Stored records
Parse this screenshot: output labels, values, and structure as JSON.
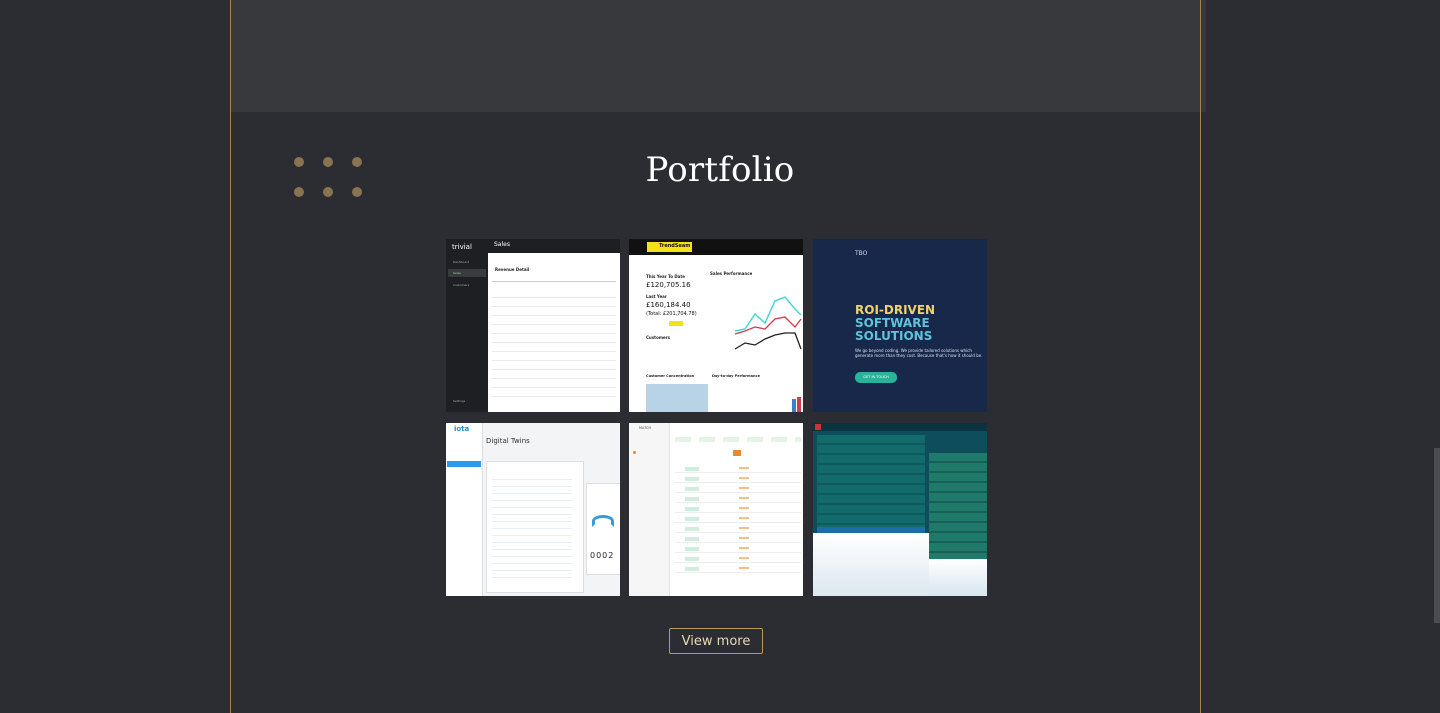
{
  "section": {
    "title": "Portfolio",
    "view_more_label": "View more"
  },
  "portfolio": {
    "tiles": [
      {
        "name": "trivial-sales",
        "brand": "trivial",
        "heading": "Sales",
        "subheading": "Revenue Detail",
        "nav": [
          "Dashboard",
          "Sales",
          "Customers"
        ],
        "footer_nav": "Settings"
      },
      {
        "name": "trendseam",
        "brand": "TrendSeam",
        "kpis": [
          "This Year To Date",
          "£120,705.16",
          "Last Year",
          "£160,184.40",
          "(Total: £201,704.78)"
        ],
        "panels": [
          "Sales Performance",
          "Customers",
          "Customer Concentration",
          "Day-to-day Performance"
        ]
      },
      {
        "name": "tbo-roi",
        "brand": "TBO",
        "headline_lines": [
          "ROI-DRIVEN",
          "SOFTWARE",
          "SOLUTIONS"
        ],
        "body": "We go beyond coding. We provide tailored solutions which generate more than they cost. Because that's how it should be.",
        "cta": "GET IN TOUCH"
      },
      {
        "name": "iota-digital-twins",
        "brand": "iota",
        "heading": "Digital Twins",
        "counter": "0002"
      },
      {
        "name": "match-table",
        "brand": "MATCH"
      },
      {
        "name": "trading-dashboard",
        "brand": ""
      }
    ]
  },
  "colors": {
    "background": "#2b2d32",
    "band": "#38393d",
    "accent": "#b99a5c",
    "title": "#ffffff"
  }
}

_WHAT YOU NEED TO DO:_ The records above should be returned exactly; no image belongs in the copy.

_ANSWER BELOW:_
Parse this screenshot: output labels, values, and structure as JSON.
{
  "section": {
    "title": "Portfolio",
    "view_more_label": "View more"
  },
  "portfolio": {
    "tiles": [
      {
        "name": "trivial-sales",
        "brand": "trivial",
        "heading": "Sales",
        "subheading": "Revenue Detail",
        "nav": [
          "Dashboard",
          "Sales",
          "Customers"
        ],
        "footer_nav": "Settings"
      },
      {
        "name": "trendseam",
        "brand": "TrendSeam",
        "kpis": [
          "This Year To Date",
          "£120,705.16",
          "Last Year",
          "£160,184.40",
          "(Total: £201,704.78)"
        ],
        "panels": [
          "Sales Performance",
          "Customers",
          "Customer Concentration",
          "Day-to-day Performance"
        ]
      },
      {
        "name": "tbo-roi",
        "brand": "TBO",
        "headline_lines": [
          "ROI-DRIVEN",
          "SOFTWARE",
          "SOLUTIONS"
        ],
        "body": "We go beyond coding. We provide tailored solutions which generate more than they cost. Because that's how it should be.",
        "cta": "GET IN TOUCH"
      },
      {
        "name": "iota-digital-twins",
        "brand": "iota",
        "heading": "Digital Twins",
        "counter": "0002"
      },
      {
        "name": "match-table",
        "brand": "MATCH"
      },
      {
        "name": "trading-dashboard",
        "brand": ""
      }
    ]
  },
  "colors": {
    "background": "#2b2d32",
    "band": "#38393d",
    "accent": "#b99a5c",
    "title": "#ffffff"
  }
}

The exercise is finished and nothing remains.